If You Jump, I Jump

Every muscle in my body was taut with terror. My legs trembled and the pole on which I was perched shook along with them. Sucking air deep within my chest, I closed my eyes to the ground 20 feet below. I was frozen for an unbearable and indeterminable amount of time until that recurrent thought struck me again, You did Senegal. You can do anything. And I jumped.

Returning to the U.S. has been difficult in so many ways, one of which has been the bombardment of questions. Often, I am quizzed along the lines of “What’s the craziest thing you did?” or “I bet you saw some pretty interesting stuff, huh?”. I struggle to accurately respond because life became so normal. Finding 30 zealous women beating pots and dancing after a walk through the desert sunset was routine. The call to prayer didn’t surprise me as I woke each morning or as groups of people suddenly came to their knees. The craziest, most interesting, wildest thing I ever did was simply jump.

In a blog I wrote the day before departing for Senegal, I said “I, too, am standing on the precipice of the greatest dive of my life. All that’s left to do is jump into the unknown.” As I look back, that was the most testing part of my entire year: making the leap and getting on the plane. After that, everything transpired naturally. Struggling with heat, bugs, and ostracizing social stigmas was unbelievably tough, but I had no other option but to deal with it. While each challenge pushed me to discover inner skills, nothing gave me as much strength as that fact that I was simply there.

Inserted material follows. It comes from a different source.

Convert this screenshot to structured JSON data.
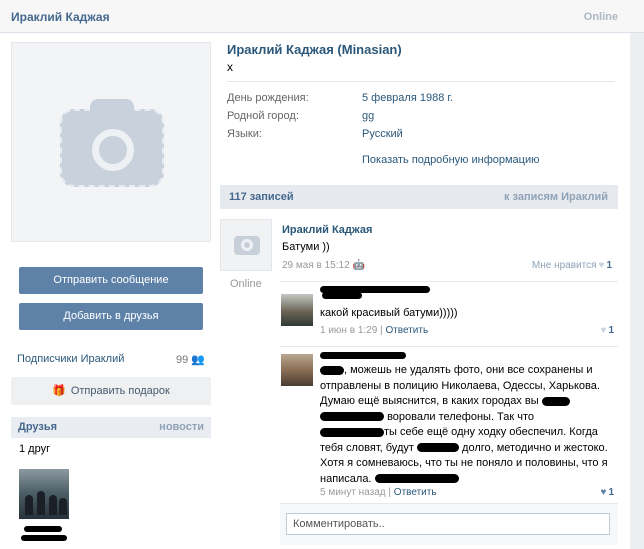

I’ve come full circle. The me almost one year ago, someone nearly unrecognizable to me now, made the jump, and now post-Senegal me is landing on her feet. As I climbed that pole, I could feel every moment of my experience, everything that almost broke me, everything I thought I could never do, everything that made me me. In the milliseconds following my jump, suspended in air, falling, I felt cradled by each person that helped me to be Ami Gaye. Khoudia. Maty. Daba. Fatou. Sokhna. ¬†And as I touched ground, breathless, laughing, and struggling to hold back tears, I could feel me. I changed in Senegal, in ways I don’t even know; I became Ami Gaye, I became stronger, I became fearless, I became myself.

Along with the barrage of questions since leaving Senegal, I struggle to deal with the fact that I’m merely no longer there. Journaling has ceased, as the days seem to hold less weight, and the aching silence of my empty room makes me doubt the moments I swore I would never miss the constant wail of infants, squealing donkeys, or my family’s incessant pleas to dance. Yet, when I landed, amidst my surge of emotion, I also felt something I haven’t experienced in the two months since returning: the excitement of a new challenge. Despite the official end to my Global Citizen Year and the growing distance from Senegal, I realized there are so many more jumps ahead of me: new jobs, workout goals, and starting in July, spending the next year as an AmeriCorps volunteer in Chicago. Senegal gave me the confidence to jump, but also a new benchmark for what I’m capable of: anything.


In conclusion, my capstone video: